Record rain delivers parasite problems for farmers

08 August 2022 

Following the NIWA announcement of New Zealand’s wettest July the country’s leading laboratory analysing faecal egg counts (FEC) says the rain has led to record parasite numbers in sheep across Aotearoa. 

NIWA’s statement said "record-breaking rain, temperatures and wind were all part of the weather story for July 2022 in Aotearoa New Zealand", with rain being "perhaps the most memorable feature of the month". From July 11 to July 31, five separate weather events caused flooding around the country, with many regions impacted. 

Greg Mirams, Managing Director of Techion which owns FECPAKG2 and runs a laboratory processing more than 30,000 FEC samples annually, says July’s weather conditions have led to record parasite burdens in livestock across the country. 

“We have received counts of more than 3000epg (eggs per gram) over the past eight weeks across the South Island when their levels should be less than 300epg. In three alarming instances we’ve analysed results from Southland hoggets that were tested at almost 3500epg and recorded counts above 3000 EPG on farms in Canterbury and Marlborough.” 

“Further north, in Hawkes Bay we had parasite burdens in hoggets with counts of 2100epg, while mobs in the Gisborne and Manawatu-Wanganui areas had counts of more than 1200epg.” 

In general, sheep with FEC counts of more than 500epg will be under stress from parasites and will likely be suffering a drop in condition.  

Greg Mirams says while wet and challenging conditions over the past couple of months have had the biggest impact on the parasite challenge, other factors like the high levels of pasture contamination through the autumn have also played a part. He also cites feed availability; animals under nutritional pressure are more susceptible to parasites as are stock that have to adjust to different types of winter feed.  

Greg explains; “Many farmers believe drenching on a calendar schedule protects their animals from a parasite challenge. Furthermore many think it’s unnecessary to drench in winter when grass growth is slowed. However, as these recent results prove, the parasite challenge continues through winter, particularly when conditions provide plenty of rain and temperatures which are a little warmer than traditional averages. The impact of climate change is directly reflected in the disease challenge to livestock.” 

“By FEC testing frequently throughout the year, farmers can catch the parasite burden before it impacts stock. Weight loss, slow weight gain and poor condition and all signs that stock are impacted by a high parasite challenge,” Greg says. 

“It is important to remember these signs may even occur when sheep have been regularly drenched and have adequate feed. Drench resistance, high levels of larvae intake or poor drench practice can result in animals having a parasite burden even when they have been drenched regularly. Therefore it is vital to FEC test regularly throughout the year as well as follow up testing after drenching to ensure that the drench is working effectively.”  

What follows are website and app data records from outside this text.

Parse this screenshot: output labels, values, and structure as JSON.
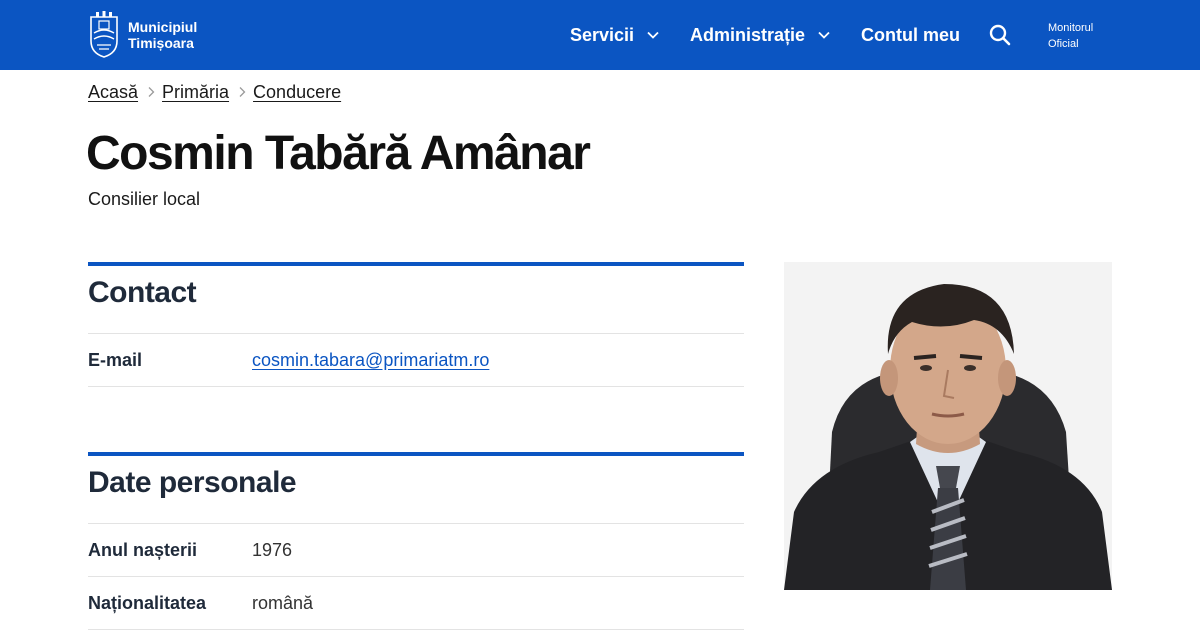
{
  "header": {
    "logo_line1": "Municipiul",
    "logo_line2": "Timișoara",
    "nav": [
      {
        "label": "Servicii"
      },
      {
        "label": "Administrație"
      },
      {
        "label": "Contul meu"
      }
    ],
    "search_icon": "search-icon",
    "monitor_line1": "Monitorul",
    "monitor_line2": "Oficial"
  },
  "breadcrumb": [
    "Acasă",
    "Primăria",
    "Conducere"
  ],
  "page": {
    "title": "Cosmin Tabără Amânar",
    "subtitle": "Consilier local"
  },
  "contact": {
    "heading": "Contact",
    "email_label": "E-mail",
    "email_value": "cosmin.tabara@primariatm.ro"
  },
  "personal": {
    "heading": "Date personale",
    "rows": [
      {
        "label": "Anul nașterii",
        "value": "1976"
      },
      {
        "label": "Naționalitatea",
        "value": "română"
      }
    ]
  },
  "colors": {
    "brand": "#0b55c2",
    "heading_text": "#1f2a3a",
    "divider": "#e3e3e3"
  }
}
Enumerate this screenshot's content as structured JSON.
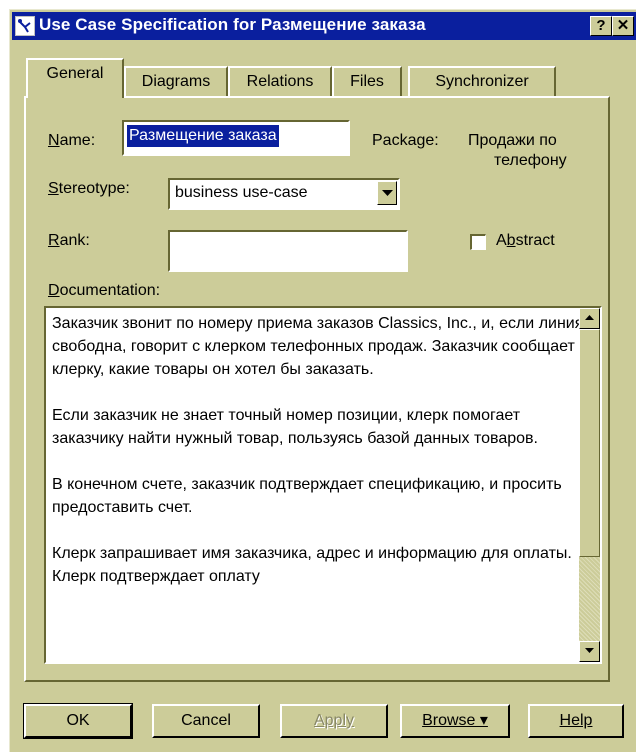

FECPAKG2 is a simple easy to use tool that allows farmers to undertake FEC tests on farm at any time. Digital images of the samples are uploaded to the internet for analysis and farmers receive the results within an hour. Results are stored in a secure online portal that allows them to track the parasite burden by animal or by mob or to identify which paddocks have been contaminated. Over time, this information helps farmers understand where problem paddocks are and which mob they need to target with drench.